Climate change mitigation - Why care? (SOER 2010)
Why Belgium cares about climate change.
Some signs suggest that climate change is already having an impact in Belgium. We are starting to obtain interesting data on future climate change from emissions scenarios and socio-economic forecasts. The coastal region, water resources, flood risk and human health could be a concern in such scenario’s, but there is still great uncertainty about the issue.
There are signs suggesting that climate change is already having an impact in Belgium with very high annual average temperatures being recorded over the past two decades, roughly a 7 % increase in annual mean rainfall since 1833 and early migration of some species of birds. All climate scenarios clearly indicate, by 2100, an increase in the ambient temperature (e.g. by 1.5 °C to 4.4 °C in winter and by 2.4 °C to 7.2 °C in summer), a higher evaporation in both winter and summer and, finally, more precipitation during winter. The sea level at the Flemish coast may rise by 20 to 200 cm this century. The majority of climate scenarios indicate a drop in the average summer precipitation. Combined with higher evaporation this will decrease the lowest river flows during dry summers by over 50 % by the end of the 21st century. The chances of severe water shortages increase as a result. Despite a drop in summer precipitation, an increase in the number of extreme summer storms may be expected. This increases the probability of flooding of sewers .

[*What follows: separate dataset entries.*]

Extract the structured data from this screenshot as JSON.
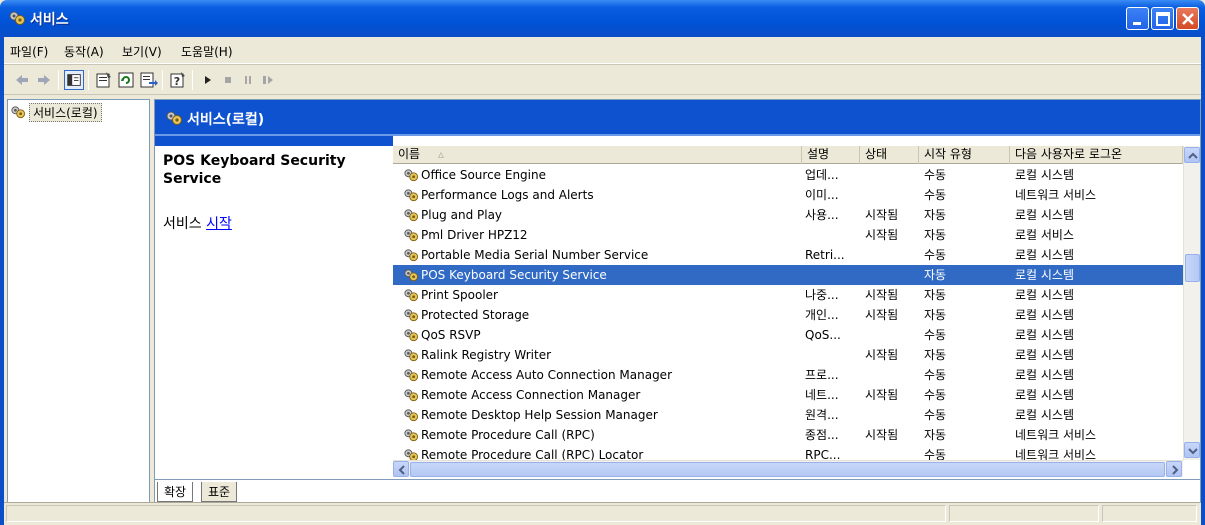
{
  "window": {
    "title": "서비스"
  },
  "menu": {
    "items": [
      "파일(F)",
      "동작(A)",
      "보기(V)",
      "도움말(H)"
    ]
  },
  "toolbar": {
    "buttons": [
      "back-arrow-icon",
      "forward-arrow-icon",
      "show-hide-tree-icon",
      "properties-icon",
      "refresh-icon",
      "export-list-icon",
      "help-icon",
      "start-service-icon",
      "stop-service-icon",
      "pause-service-icon",
      "restart-service-icon"
    ]
  },
  "tree": {
    "root": "서비스(로컬)"
  },
  "banner": {
    "title": "서비스(로컬)"
  },
  "description": {
    "service_name": "POS Keyboard Security Service",
    "action_prefix": "서비스 ",
    "action_link": "시작"
  },
  "list": {
    "columns": [
      "이름",
      "설명",
      "상태",
      "시작 유형",
      "다음 사용자로 로그온"
    ],
    "rows": [
      {
        "name": "Office Source Engine",
        "desc": "업데...",
        "status": "",
        "startup": "수동",
        "logon": "로컬 시스템"
      },
      {
        "name": "Performance Logs and Alerts",
        "desc": "이미...",
        "status": "",
        "startup": "수동",
        "logon": "네트워크 서비스"
      },
      {
        "name": "Plug and Play",
        "desc": "사용...",
        "status": "시작됨",
        "startup": "자동",
        "logon": "로컬 시스템"
      },
      {
        "name": "Pml Driver HPZ12",
        "desc": "",
        "status": "시작됨",
        "startup": "자동",
        "logon": "로컬 서비스"
      },
      {
        "name": "Portable Media Serial Number Service",
        "desc": "Retri...",
        "status": "",
        "startup": "수동",
        "logon": "로컬 시스템"
      },
      {
        "name": "POS Keyboard Security Service",
        "desc": "",
        "status": "",
        "startup": "자동",
        "logon": "로컬 시스템",
        "selected": true
      },
      {
        "name": "Print Spooler",
        "desc": "나중...",
        "status": "시작됨",
        "startup": "자동",
        "logon": "로컬 시스템"
      },
      {
        "name": "Protected Storage",
        "desc": "개인...",
        "status": "시작됨",
        "startup": "자동",
        "logon": "로컬 시스템"
      },
      {
        "name": "QoS RSVP",
        "desc": "QoS...",
        "status": "",
        "startup": "수동",
        "logon": "로컬 시스템"
      },
      {
        "name": "Ralink Registry Writer",
        "desc": "",
        "status": "시작됨",
        "startup": "자동",
        "logon": "로컬 시스템"
      },
      {
        "name": "Remote Access Auto Connection Manager",
        "desc": "프로...",
        "status": "",
        "startup": "수동",
        "logon": "로컬 시스템"
      },
      {
        "name": "Remote Access Connection Manager",
        "desc": "네트...",
        "status": "시작됨",
        "startup": "수동",
        "logon": "로컬 시스템"
      },
      {
        "name": "Remote Desktop Help Session Manager",
        "desc": "원격...",
        "status": "",
        "startup": "수동",
        "logon": "로컬 시스템"
      },
      {
        "name": "Remote Procedure Call (RPC)",
        "desc": "종점...",
        "status": "시작됨",
        "startup": "자동",
        "logon": "네트워크 서비스"
      },
      {
        "name": "Remote Procedure Call (RPC) Locator",
        "desc": "RPC...",
        "status": "",
        "startup": "수동",
        "logon": "네트워크 서비스"
      }
    ]
  },
  "tabs": [
    "확장",
    "표준"
  ],
  "colors": {
    "title_blue": "#0052d6",
    "banner_blue": "#0e52d0",
    "selection": "#316ac5",
    "link": "#0000ff"
  }
}
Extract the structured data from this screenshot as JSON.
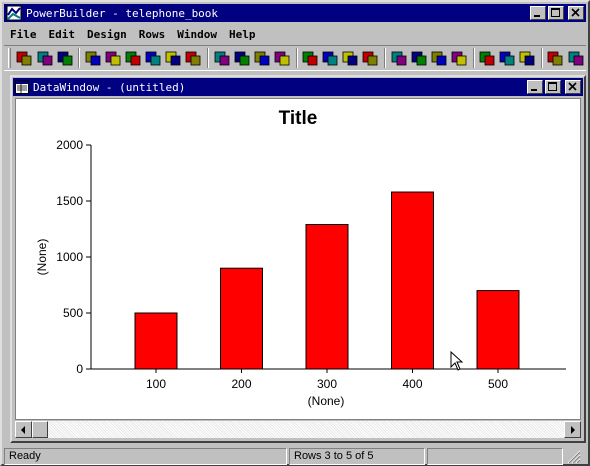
{
  "window": {
    "title": "PowerBuilder - telephone_book"
  },
  "menu": [
    "File",
    "Edit",
    "Design",
    "Rows",
    "Window",
    "Help"
  ],
  "toolbar": {
    "buttons": [
      "new-icon",
      "open-icon",
      "library-icon",
      "database-icon",
      "structure-icon",
      "preview-icon",
      "application-icon",
      "query-icon",
      "data-pipeline-icon",
      "report-icon",
      "debug-icon",
      "run-icon",
      "table-icon",
      "user-objects-icon",
      "db-profile-icon",
      "data-window-icon",
      "function-icon",
      "chart-icon",
      "query-painter-icon",
      "printer-icon",
      "bank-icon",
      "edit-icon",
      "color-icon",
      "exit-run-icon",
      "stop-icon",
      "menu-icon"
    ]
  },
  "datawindow": {
    "title": "DataWindow - (untitled)"
  },
  "status": {
    "left": "Ready",
    "rows": "Rows 3 to 5 of 5",
    "right": ""
  },
  "colors": {
    "bar": "#ff0000",
    "title_bar": "#000080"
  },
  "chart_data": {
    "type": "bar",
    "title": "Title",
    "xlabel": "(None)",
    "ylabel": "(None)",
    "categories": [
      "100",
      "200",
      "300",
      "400",
      "500"
    ],
    "values": [
      500,
      900,
      1290,
      1580,
      700
    ],
    "ylim": [
      0,
      2000
    ],
    "yticks": [
      0,
      500,
      1000,
      1500,
      2000
    ],
    "legend": "none",
    "grid": false
  }
}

We are starting to obtain interesting data on future climate change from emissions scenarios and socio-economic forecasts. Current data lead us to believe that ecosystems and forests will be vulnerable in Belgium, even if average regional temperatures rise by less than 3 °C (2 °C worldwide) (in summers from the end of the 20th compared to summers at the end of the 21st century). The coastal region, water resources, flood risk and human health could also be a concern in such a scenario, but there is still great uncertainty about the issue. Ecosystems and forests will probably be seriously threatened if temperatures rise by 3 °C or more locally (2 °C worldwide). Droughts and heatwaves are likely to pose major health and water availability problems and could prove harmful for agriculture and the soil functions .
 Environmental Outlook 2030 for Flanders (2009),
 Belgium’s fifth national communication. Climate change.